Repeat, word for word, all the data that follows, and exclude the pictures.
━━━ The input ━━━
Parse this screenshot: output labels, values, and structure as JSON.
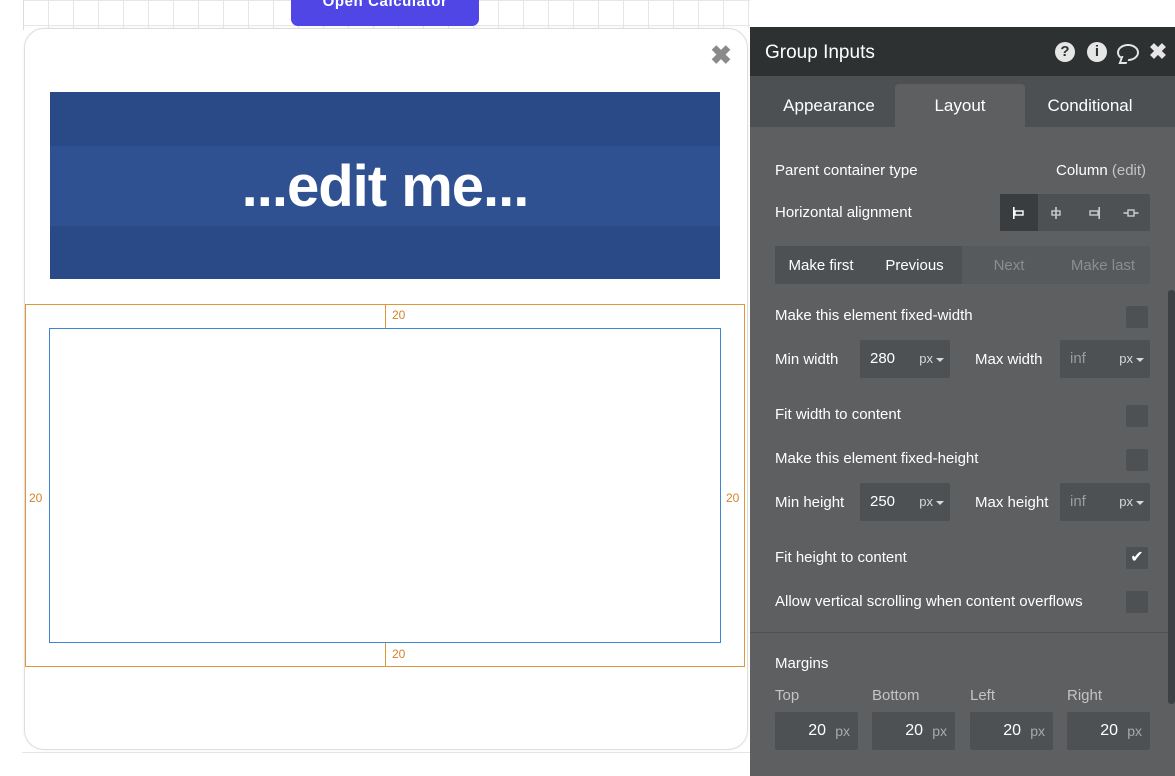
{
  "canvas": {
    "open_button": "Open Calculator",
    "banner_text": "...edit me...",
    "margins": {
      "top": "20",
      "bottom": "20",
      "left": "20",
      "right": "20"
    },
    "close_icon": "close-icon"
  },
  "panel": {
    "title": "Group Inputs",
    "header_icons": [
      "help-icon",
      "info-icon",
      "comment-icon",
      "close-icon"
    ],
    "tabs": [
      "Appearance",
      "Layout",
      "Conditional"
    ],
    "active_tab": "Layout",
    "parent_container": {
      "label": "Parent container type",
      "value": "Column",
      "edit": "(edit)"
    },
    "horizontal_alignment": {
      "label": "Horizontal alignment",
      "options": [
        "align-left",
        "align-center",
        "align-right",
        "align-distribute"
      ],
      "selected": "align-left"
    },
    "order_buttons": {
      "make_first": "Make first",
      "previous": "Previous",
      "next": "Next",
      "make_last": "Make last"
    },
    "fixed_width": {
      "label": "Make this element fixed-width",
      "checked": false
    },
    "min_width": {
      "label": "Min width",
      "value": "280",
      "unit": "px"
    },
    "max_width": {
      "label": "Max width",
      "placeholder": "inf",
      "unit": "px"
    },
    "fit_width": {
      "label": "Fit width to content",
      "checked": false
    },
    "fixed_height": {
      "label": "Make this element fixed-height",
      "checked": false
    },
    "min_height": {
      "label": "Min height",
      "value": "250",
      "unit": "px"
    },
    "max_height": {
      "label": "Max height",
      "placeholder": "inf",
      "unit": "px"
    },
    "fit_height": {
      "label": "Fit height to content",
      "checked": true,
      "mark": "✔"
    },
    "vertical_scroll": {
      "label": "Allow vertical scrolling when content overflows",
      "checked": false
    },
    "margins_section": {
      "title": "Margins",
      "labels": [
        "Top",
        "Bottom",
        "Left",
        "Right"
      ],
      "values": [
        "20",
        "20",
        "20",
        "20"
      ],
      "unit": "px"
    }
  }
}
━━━
Final answer »
Parse this screenshot: output labels, values, and structure as JSON.
{
  "canvas": {
    "open_button": "Open Calculator",
    "banner_text": "...edit me...",
    "margins": {
      "top": "20",
      "bottom": "20",
      "left": "20",
      "right": "20"
    },
    "close_icon": "close-icon"
  },
  "panel": {
    "title": "Group Inputs",
    "header_icons": [
      "help-icon",
      "info-icon",
      "comment-icon",
      "close-icon"
    ],
    "tabs": [
      "Appearance",
      "Layout",
      "Conditional"
    ],
    "active_tab": "Layout",
    "parent_container": {
      "label": "Parent container type",
      "value": "Column",
      "edit": "(edit)"
    },
    "horizontal_alignment": {
      "label": "Horizontal alignment",
      "options": [
        "align-left",
        "align-center",
        "align-right",
        "align-distribute"
      ],
      "selected": "align-left"
    },
    "order_buttons": {
      "make_first": "Make first",
      "previous": "Previous",
      "next": "Next",
      "make_last": "Make last"
    },
    "fixed_width": {
      "label": "Make this element fixed-width",
      "checked": false
    },
    "min_width": {
      "label": "Min width",
      "value": "280",
      "unit": "px"
    },
    "max_width": {
      "label": "Max width",
      "placeholder": "inf",
      "unit": "px"
    },
    "fit_width": {
      "label": "Fit width to content",
      "checked": false
    },
    "fixed_height": {
      "label": "Make this element fixed-height",
      "checked": false
    },
    "min_height": {
      "label": "Min height",
      "value": "250",
      "unit": "px"
    },
    "max_height": {
      "label": "Max height",
      "placeholder": "inf",
      "unit": "px"
    },
    "fit_height": {
      "label": "Fit height to content",
      "checked": true,
      "mark": "✔"
    },
    "vertical_scroll": {
      "label": "Allow vertical scrolling when content overflows",
      "checked": false
    },
    "margins_section": {
      "title": "Margins",
      "labels": [
        "Top",
        "Bottom",
        "Left",
        "Right"
      ],
      "values": [
        "20",
        "20",
        "20",
        "20"
      ],
      "unit": "px"
    }
  }
}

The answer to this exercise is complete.